WHAT THE TASK ASKS >>
Which of the lines in the records below hold the string "title"? Copy every one of them.

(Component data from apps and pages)
################
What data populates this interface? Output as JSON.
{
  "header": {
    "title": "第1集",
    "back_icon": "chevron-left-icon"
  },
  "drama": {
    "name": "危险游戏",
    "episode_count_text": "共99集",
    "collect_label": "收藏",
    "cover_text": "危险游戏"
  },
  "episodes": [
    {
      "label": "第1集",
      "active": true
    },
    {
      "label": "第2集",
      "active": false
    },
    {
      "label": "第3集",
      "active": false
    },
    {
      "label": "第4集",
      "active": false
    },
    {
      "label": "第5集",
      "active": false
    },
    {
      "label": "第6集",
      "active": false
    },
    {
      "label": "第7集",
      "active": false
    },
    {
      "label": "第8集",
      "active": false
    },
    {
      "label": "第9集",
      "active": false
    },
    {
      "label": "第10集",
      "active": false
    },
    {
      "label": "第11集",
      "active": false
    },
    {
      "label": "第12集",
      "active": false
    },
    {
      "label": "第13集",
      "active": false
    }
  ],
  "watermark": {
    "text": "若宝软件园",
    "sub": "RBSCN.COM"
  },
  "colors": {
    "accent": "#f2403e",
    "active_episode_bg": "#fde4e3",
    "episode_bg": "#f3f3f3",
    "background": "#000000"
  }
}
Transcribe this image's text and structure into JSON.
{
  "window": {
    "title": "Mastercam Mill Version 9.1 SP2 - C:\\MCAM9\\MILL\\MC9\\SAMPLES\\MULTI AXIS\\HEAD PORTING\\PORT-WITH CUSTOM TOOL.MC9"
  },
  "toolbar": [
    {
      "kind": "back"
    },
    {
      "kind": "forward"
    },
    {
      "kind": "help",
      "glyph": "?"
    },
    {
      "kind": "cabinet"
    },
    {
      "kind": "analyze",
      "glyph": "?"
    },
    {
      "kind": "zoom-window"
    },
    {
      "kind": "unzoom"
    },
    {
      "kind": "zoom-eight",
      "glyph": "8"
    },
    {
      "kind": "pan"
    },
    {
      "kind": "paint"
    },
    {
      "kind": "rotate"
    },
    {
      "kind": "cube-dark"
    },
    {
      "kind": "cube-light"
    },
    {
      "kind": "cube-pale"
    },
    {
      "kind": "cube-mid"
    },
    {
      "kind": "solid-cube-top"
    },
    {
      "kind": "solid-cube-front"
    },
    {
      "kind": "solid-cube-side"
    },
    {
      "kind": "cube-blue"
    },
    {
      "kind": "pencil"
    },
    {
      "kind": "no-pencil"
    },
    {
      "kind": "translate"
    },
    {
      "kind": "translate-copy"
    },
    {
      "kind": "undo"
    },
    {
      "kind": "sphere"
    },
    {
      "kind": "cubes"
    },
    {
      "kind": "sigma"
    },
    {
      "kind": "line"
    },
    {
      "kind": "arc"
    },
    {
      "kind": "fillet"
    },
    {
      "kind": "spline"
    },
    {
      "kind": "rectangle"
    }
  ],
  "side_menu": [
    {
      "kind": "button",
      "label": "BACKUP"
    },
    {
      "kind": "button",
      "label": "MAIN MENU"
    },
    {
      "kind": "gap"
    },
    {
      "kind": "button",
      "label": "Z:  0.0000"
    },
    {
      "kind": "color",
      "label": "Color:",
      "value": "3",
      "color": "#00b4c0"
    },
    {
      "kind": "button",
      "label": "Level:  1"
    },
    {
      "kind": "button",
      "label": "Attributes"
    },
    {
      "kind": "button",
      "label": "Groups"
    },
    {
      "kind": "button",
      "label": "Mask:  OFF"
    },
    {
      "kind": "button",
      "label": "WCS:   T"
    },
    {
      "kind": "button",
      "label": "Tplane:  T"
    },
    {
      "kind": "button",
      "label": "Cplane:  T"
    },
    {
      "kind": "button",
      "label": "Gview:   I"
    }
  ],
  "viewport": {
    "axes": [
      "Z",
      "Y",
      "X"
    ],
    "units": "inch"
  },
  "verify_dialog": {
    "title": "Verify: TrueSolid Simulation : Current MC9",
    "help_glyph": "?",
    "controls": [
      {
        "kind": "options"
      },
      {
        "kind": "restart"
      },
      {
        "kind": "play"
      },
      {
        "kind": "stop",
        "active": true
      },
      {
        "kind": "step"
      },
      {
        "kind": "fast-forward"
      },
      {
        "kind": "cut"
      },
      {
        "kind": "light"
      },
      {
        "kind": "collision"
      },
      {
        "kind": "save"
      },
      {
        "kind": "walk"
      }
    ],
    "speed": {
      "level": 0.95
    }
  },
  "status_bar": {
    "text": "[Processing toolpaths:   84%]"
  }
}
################
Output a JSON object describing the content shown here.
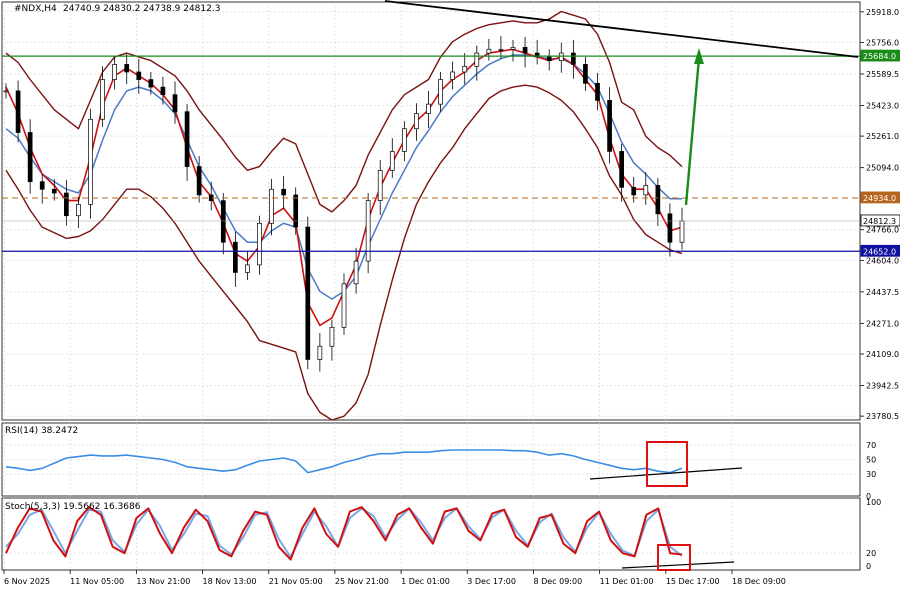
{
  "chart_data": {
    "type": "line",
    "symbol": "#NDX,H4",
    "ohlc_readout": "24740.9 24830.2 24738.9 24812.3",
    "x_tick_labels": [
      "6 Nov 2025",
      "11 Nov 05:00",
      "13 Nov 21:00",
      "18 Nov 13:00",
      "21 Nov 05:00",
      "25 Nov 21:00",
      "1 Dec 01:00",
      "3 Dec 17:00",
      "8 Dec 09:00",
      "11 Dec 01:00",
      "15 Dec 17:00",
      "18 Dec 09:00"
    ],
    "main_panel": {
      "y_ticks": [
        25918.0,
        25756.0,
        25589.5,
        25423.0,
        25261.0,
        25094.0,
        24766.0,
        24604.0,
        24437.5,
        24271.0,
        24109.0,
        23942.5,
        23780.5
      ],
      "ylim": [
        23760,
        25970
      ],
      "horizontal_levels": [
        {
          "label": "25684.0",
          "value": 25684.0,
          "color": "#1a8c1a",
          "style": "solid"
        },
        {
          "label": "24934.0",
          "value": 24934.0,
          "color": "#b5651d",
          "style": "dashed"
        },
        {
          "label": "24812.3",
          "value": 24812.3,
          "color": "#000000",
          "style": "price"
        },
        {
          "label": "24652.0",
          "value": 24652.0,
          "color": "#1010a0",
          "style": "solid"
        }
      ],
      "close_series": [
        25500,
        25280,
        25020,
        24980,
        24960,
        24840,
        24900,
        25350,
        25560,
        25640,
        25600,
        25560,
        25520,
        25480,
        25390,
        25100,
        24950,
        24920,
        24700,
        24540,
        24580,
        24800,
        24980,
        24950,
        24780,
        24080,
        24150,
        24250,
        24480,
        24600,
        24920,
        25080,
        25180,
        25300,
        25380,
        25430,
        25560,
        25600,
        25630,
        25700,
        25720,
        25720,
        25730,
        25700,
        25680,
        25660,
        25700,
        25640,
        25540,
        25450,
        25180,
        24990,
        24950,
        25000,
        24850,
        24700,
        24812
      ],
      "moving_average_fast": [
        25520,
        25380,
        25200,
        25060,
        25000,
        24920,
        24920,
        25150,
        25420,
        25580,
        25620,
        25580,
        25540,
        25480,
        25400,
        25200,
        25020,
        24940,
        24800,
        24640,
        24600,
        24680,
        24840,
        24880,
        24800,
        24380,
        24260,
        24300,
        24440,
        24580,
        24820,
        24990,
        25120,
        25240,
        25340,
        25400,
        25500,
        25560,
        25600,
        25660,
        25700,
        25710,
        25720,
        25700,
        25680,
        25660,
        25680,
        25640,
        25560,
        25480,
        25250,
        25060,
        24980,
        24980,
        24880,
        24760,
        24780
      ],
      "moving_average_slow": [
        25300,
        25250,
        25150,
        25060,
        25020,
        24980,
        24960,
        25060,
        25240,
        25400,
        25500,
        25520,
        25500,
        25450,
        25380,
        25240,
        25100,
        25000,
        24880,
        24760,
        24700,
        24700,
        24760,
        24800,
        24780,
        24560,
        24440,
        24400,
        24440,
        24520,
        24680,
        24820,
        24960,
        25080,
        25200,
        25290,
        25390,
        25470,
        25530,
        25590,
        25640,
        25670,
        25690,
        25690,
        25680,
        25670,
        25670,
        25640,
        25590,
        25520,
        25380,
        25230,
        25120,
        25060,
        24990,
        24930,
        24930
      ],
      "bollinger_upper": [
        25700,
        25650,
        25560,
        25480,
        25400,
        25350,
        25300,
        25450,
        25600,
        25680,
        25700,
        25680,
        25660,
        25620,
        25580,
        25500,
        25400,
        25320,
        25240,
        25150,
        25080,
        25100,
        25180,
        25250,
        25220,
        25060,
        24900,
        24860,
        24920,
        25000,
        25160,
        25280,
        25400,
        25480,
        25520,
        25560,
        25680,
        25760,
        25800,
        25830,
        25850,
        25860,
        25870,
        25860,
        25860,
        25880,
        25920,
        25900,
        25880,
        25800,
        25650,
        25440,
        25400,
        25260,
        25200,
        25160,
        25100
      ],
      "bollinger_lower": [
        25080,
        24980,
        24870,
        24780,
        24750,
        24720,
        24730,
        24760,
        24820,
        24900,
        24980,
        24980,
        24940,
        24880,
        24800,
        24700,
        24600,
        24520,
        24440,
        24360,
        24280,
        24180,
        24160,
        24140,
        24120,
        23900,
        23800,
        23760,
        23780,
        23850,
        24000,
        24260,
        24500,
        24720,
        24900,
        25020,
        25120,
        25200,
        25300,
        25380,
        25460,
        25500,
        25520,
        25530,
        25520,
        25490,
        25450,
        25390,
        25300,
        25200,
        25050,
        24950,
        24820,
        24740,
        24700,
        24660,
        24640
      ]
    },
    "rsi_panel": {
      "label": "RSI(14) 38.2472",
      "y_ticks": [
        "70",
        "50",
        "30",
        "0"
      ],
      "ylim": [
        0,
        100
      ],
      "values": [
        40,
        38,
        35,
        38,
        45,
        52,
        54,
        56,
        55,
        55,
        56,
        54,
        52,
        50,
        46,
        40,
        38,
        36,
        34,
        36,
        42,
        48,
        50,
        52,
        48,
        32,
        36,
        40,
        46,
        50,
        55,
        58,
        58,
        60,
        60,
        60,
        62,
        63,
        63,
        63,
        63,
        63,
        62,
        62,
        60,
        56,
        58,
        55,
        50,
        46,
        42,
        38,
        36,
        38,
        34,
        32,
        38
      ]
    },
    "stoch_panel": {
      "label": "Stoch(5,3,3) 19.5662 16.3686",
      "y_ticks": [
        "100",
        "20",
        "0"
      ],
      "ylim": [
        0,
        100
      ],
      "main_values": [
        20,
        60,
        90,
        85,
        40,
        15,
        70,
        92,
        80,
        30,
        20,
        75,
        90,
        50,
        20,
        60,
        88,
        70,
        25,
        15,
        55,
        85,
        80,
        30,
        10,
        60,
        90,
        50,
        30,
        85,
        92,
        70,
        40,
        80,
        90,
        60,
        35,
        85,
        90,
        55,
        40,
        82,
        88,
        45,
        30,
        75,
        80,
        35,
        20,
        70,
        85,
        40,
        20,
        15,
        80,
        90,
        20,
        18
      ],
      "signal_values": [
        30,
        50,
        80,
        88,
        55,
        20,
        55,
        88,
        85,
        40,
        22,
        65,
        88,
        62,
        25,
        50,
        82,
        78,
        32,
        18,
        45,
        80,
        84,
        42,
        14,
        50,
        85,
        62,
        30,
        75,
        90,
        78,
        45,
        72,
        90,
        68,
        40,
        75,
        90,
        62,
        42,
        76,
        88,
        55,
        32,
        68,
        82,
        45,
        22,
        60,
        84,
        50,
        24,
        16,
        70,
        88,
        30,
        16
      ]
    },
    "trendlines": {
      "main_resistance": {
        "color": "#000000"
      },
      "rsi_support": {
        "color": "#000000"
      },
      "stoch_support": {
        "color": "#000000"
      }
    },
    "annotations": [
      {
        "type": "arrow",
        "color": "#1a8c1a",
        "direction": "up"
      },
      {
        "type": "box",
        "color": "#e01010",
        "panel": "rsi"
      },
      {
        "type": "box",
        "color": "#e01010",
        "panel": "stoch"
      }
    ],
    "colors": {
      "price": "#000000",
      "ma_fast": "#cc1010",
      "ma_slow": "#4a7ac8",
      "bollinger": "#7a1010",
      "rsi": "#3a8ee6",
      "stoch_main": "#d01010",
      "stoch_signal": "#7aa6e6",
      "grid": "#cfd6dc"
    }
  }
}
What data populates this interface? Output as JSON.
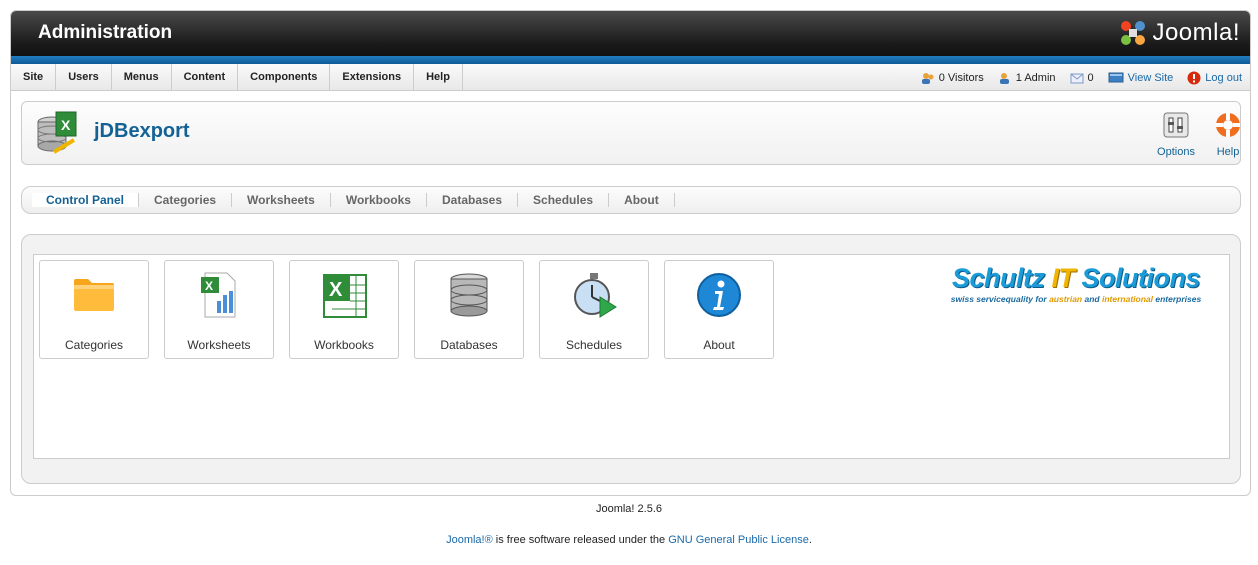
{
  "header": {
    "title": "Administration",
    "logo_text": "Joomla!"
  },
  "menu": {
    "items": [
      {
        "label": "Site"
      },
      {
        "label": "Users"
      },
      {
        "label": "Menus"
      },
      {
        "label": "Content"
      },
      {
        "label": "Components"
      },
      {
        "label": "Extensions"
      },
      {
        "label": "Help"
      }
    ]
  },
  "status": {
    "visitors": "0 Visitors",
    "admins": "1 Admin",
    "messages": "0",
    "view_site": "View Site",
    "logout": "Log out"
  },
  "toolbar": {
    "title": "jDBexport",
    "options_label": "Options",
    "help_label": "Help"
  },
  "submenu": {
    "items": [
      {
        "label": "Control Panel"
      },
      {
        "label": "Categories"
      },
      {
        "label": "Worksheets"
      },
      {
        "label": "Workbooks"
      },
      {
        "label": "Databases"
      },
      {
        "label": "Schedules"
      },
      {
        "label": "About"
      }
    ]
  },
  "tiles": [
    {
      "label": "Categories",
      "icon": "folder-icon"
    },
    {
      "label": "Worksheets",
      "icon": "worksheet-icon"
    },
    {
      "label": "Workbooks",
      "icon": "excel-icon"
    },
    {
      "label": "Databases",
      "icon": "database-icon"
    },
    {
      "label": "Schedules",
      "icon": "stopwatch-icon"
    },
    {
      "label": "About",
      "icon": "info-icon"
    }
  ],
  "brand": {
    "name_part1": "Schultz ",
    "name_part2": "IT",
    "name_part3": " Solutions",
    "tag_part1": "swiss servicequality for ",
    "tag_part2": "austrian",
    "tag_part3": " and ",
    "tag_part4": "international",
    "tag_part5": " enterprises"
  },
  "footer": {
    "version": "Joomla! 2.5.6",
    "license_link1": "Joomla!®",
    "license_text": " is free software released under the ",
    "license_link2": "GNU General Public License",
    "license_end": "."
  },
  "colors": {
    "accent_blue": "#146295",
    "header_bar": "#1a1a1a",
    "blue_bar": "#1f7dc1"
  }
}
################
ANSWER TO THE PROBLEM >>
    "title": "第1集",
    "title": "Mastercam Mill Version 9.1 SP2 - C:\\MCAM9\\MILL\\MC9\\SAMPLES\\MULTI AXIS\\HEAD PORTING\\PORT-WITH CUSTOM TOOL.MC9"
    "title": "Verify: TrueSolid Simulation : Current MC9",
    "title": "Administration",
    "title": "jDBexport",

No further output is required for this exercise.